What drew you to the law?
When I was growing up, I argued with my parents a lot. They always said, “You’ll grow up to be a lawyer.” I didn’t know any lawyers, so I had no idea what it would be like, but I never considered anything else. Fortunately, it has turned out to be something I love.
What do you enjoy most about teaching?
I love seeing the light come on when students figure out how to put together a legal analysis of a problem, and they realize that they can be a success at this profession.
What do you hope students gain from your courses?
In my Cayman Islands class, students get to meet a large group of financial professionals and lawyers who do some very sophisticated transactions offshore. The students learn how to put those sorts of deals together — doing things like enabling a non-profit hospital to serve more clients by lowering its insurance costs. In my Due Diligence course, students learn how to figure out when the numbers in a deal are crooked. In both courses, students learn how real lawyers practice law from the professionals I bring in.
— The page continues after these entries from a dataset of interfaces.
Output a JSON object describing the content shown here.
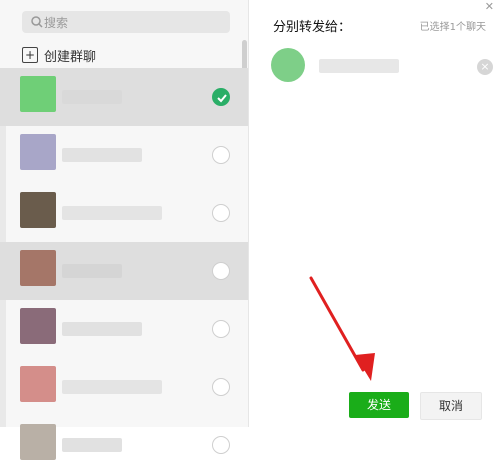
{
  "left_panel": {
    "search": {
      "placeholder": "搜索",
      "icon": "search-icon"
    },
    "create_group_label": "创建群聊",
    "contacts": [
      {
        "selected": true,
        "highlighted": true,
        "avatar_color": "#6fcf77",
        "name_color": "#d8d8d8"
      },
      {
        "selected": false,
        "highlighted": false,
        "avatar_color": "#a8a6c8",
        "name_color": "#dedede"
      },
      {
        "selected": false,
        "highlighted": false,
        "avatar_color": "#6a5c4c",
        "name_color": "#e1e1e1"
      },
      {
        "selected": false,
        "highlighted": true,
        "avatar_color": "#a57668",
        "name_color": "#d3d3d3"
      },
      {
        "selected": false,
        "highlighted": false,
        "avatar_color": "#8a6b79",
        "name_color": "#dddddd"
      },
      {
        "selected": false,
        "highlighted": false,
        "avatar_color": "#d48e8a",
        "name_color": "#e0e0e0"
      },
      {
        "selected": false,
        "highlighted": false,
        "avatar_color": "#b9b0a6",
        "name_color": "#dcdcdc"
      }
    ]
  },
  "right_panel": {
    "title": "分别转发给：",
    "selected_count_text": "已选择1个聊天",
    "close_icon": "close-icon",
    "selected_item": {
      "avatar_color": "#7ecf88",
      "remove_icon": "remove-icon"
    },
    "buttons": {
      "send": "发送",
      "cancel": "取消"
    },
    "annotation_color": "#e02020"
  }
}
What did you do prior to entering academia?
I clerked for U.S. District Judge Barefoot Sanders and for U.S. Magistrates William Sanderson and John Tolle in Dallas. I also practiced in Texas Rural Legal Aid’s offices in Hereford and Plainview.
What are you passionate about outside of the law?
There are things outside the law? My family and doing things outdoors.
What are your research interests?
My research focuses on international financial centers like the Cayman Islands and the Channel Islands, and on regulatory issues involving the environment and energy.